Soon after we married, I baked a batch of what in our family was a Christmas cookie, to be baked and enjoyed only once a year. Though I followed the recipe, words did not steer me clear of a mixing pitfall that produced a cookie hard as granite, suitable as a unique paving stone for artsy landscapers.
My culinary skills range from Nifty Can-opener through Blackjack Dealer (cheese slices shuffled with a loaf of sliced bread) to Cajun. Cajun comprises anything stirred in a frying pan that peaks just shy of summoning firefighters. Before Cajun became trendy, anything burned to a crisp we labelled burned. Calling my cinders Cajun elevated my disasters, though they still threatened bridgework. Not until my daughters grew up did they discover boiled pasta should sag not splinter, and other moms depend on timers, not smoke alarms, to alert them when pastries are baked.
So you can understand the skittishness of family if, when I ask, “Are you coming to visit?” they counter, “What do you have to eat?” Peanut butter and popcorn are standbys.
Over the years I’ve encouraged family to be honest when I present a new dish and tell me what they think about it without fear of ruffling my pride. If they would prefer I never serve the dish again, say so. Unlike my tactful dad who pretended to like something when he really didn’t.
When Dad became a widower, he lived two doors from an 80-year-old widow who harboured an urge to bake though she no longer had family nearby to share her output.
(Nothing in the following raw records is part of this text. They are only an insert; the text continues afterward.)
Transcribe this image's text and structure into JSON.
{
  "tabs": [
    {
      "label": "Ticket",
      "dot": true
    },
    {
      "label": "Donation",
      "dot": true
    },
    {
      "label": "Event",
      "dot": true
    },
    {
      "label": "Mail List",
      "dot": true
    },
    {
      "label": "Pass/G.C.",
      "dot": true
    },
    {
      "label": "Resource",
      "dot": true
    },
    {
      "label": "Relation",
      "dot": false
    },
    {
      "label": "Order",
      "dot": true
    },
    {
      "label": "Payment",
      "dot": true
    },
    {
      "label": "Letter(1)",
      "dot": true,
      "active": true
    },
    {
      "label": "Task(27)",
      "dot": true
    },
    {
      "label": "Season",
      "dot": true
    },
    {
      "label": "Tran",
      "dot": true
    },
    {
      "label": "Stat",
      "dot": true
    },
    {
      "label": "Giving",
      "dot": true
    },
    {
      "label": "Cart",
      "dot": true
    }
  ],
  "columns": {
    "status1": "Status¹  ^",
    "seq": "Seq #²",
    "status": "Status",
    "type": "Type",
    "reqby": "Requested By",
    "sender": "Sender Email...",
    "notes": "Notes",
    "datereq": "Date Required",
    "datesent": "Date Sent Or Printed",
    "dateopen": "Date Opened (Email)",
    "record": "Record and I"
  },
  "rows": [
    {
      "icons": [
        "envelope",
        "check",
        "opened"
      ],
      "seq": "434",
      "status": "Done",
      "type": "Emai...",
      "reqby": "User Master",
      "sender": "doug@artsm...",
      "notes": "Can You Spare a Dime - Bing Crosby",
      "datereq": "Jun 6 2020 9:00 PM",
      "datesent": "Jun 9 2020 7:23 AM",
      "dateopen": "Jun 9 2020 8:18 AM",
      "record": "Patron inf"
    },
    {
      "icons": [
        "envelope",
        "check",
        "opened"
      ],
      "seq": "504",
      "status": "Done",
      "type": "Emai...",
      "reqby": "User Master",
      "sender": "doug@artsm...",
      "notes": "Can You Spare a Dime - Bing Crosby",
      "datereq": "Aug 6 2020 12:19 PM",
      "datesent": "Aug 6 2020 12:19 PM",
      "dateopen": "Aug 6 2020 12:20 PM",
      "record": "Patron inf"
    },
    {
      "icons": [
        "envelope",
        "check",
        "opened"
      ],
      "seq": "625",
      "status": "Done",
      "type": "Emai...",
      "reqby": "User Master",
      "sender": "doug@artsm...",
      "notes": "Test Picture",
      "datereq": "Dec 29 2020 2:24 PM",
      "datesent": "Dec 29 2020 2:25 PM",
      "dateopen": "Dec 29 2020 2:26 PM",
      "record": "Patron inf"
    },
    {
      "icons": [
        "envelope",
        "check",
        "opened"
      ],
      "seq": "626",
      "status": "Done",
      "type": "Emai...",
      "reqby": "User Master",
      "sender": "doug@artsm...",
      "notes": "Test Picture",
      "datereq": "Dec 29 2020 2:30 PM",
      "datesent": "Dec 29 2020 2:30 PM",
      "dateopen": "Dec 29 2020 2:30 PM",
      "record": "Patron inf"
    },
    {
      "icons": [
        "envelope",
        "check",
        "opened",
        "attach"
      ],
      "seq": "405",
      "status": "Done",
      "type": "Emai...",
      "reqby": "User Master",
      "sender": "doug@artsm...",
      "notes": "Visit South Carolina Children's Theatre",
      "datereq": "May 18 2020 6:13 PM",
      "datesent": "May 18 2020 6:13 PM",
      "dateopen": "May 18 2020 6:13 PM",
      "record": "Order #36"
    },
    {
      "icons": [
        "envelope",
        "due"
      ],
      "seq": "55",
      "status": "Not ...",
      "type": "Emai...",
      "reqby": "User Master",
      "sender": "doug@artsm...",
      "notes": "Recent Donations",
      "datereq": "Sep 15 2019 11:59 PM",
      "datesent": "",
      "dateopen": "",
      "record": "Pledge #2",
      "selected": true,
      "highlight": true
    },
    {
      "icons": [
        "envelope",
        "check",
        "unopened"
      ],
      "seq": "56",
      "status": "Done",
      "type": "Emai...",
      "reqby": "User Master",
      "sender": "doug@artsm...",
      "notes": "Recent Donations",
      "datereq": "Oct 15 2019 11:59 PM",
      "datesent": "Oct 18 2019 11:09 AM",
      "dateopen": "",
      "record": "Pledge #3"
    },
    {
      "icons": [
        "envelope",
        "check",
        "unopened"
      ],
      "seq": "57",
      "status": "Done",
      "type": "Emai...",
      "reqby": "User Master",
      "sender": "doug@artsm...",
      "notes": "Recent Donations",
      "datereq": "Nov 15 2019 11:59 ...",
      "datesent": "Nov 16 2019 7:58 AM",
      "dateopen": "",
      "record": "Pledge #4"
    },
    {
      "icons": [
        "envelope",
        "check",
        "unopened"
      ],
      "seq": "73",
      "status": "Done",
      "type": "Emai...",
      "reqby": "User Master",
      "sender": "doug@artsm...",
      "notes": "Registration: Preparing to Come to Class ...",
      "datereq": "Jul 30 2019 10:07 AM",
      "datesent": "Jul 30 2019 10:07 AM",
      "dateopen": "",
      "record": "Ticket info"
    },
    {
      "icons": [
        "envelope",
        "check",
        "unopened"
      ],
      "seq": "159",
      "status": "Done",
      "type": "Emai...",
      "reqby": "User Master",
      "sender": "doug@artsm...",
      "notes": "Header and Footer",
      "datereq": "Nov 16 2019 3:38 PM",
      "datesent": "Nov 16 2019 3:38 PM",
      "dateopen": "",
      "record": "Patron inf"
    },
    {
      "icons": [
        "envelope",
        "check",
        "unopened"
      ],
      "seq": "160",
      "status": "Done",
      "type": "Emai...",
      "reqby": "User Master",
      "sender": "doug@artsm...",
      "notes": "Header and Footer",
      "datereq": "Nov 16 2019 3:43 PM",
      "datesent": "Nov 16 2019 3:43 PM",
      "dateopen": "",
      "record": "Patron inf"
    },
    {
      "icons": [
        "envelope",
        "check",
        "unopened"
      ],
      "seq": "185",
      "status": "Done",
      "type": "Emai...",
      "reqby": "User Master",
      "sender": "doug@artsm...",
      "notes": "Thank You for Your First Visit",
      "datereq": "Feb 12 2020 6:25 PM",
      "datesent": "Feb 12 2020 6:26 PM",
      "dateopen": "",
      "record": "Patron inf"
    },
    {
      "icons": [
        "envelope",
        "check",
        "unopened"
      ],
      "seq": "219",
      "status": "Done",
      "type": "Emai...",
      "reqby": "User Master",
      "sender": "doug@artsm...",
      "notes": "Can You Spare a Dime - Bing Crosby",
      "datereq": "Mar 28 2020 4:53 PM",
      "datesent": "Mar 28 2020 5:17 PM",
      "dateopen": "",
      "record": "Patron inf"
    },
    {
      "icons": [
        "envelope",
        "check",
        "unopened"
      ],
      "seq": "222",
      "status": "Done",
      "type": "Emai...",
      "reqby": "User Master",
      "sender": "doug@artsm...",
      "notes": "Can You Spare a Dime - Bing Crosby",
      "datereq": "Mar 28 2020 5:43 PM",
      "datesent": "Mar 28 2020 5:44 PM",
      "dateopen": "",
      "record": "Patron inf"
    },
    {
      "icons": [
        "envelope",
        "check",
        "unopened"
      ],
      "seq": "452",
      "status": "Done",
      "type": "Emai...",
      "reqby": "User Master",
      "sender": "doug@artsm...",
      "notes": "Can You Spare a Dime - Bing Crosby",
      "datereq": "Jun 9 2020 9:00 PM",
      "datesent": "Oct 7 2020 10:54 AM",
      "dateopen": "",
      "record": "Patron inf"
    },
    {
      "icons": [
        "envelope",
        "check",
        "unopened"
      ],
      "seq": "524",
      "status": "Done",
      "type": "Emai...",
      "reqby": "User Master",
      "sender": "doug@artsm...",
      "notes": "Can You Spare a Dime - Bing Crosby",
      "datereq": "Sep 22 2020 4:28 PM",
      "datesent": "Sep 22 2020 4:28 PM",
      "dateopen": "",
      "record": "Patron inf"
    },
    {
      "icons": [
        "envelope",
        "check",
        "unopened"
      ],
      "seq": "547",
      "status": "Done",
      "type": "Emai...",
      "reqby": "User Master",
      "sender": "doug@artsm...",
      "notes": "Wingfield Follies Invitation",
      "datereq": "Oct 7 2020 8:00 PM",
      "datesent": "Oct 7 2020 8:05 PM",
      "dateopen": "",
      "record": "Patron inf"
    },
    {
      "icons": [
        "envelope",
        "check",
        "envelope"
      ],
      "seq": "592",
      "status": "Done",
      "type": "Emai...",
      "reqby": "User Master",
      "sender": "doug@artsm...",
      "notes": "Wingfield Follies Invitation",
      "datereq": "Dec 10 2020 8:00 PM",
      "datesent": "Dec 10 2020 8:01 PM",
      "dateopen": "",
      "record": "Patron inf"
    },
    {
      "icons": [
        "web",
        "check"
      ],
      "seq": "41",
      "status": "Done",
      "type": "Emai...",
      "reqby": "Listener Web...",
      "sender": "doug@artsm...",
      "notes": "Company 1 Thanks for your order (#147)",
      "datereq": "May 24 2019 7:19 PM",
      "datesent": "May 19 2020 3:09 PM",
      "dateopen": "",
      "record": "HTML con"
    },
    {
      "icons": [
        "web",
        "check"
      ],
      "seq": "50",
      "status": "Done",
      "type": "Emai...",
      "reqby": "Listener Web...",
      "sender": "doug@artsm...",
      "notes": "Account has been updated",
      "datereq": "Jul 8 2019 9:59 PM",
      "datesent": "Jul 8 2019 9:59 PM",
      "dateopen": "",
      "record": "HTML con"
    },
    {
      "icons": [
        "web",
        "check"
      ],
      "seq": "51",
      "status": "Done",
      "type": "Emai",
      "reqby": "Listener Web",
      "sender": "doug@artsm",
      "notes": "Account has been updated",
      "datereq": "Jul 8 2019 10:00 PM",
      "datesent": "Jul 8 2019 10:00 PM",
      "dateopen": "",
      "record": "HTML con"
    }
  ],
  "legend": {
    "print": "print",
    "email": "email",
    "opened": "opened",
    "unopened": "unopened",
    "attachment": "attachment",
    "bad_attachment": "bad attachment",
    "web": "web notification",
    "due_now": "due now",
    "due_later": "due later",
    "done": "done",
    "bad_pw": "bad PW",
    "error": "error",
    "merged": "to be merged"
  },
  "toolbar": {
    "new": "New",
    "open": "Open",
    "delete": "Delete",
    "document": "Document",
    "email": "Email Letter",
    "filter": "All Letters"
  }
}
When she presented Dad with her first plate of walnut cookies, he made the mistake of declaring how much he liked walnuts.
While he did indeed love walnuts, he could no longer chew them. He had only two teeth remaining, the ones that gripped his pipe stem. Rather than hurt the old lady’s feelings, he continued to accept successive offerings with feigned delight until one of his kitchen cupboards bulged with her walnut cookies.
Last Sunday a craving for flapper pie, that prairie standby of vanilla custard atop a graham cracker crust, led me to dig out a recipe I had clipped from “The Western Producer” years ago. The yellowed clipping bore my shorthand notation giving the date of my previous attempt as September 4, 2003. Too long for me to recall the intricacies of preparing the filling, and the Producer, with its solid following of experienced country cooks, offered sketchy mixing instructions, too sketchy at least for me, as my pie filling proved.
Experienced cooks know that you must first cook the milk and cornstarch mixture in a double boiler, separately beat the eggs, stir a few spoonfuls of hot milk mixture into the eggs then add the eggs to the hot milk and cook a minute or two longer stirring to combine them into a smooth custard.
That wasn’t how I mixed my filling.
My custard tasted as I remembered Mom’s did but was pocked with tiny lumps like ingrown whiskers. Cooked lumps, but still lumps. Only then did the proper sequence come back to me.
I made no effort to crown my pie with a meringue topping; I know my limitations. Aunt Mil would top her flapper pies with perfect meringue. Mom avoided adding meringue sparing herself needless grief.
Meringues may choose to “weep”, burn, fall short of the perfect golden glow, or skate right off the custard. I prefer custard unadorned by meringue or fruit.
One family critic says, “I don’t see the point to meringue. Tastes odd, has a strange texture and adds nothing but calories.”
Amen to that.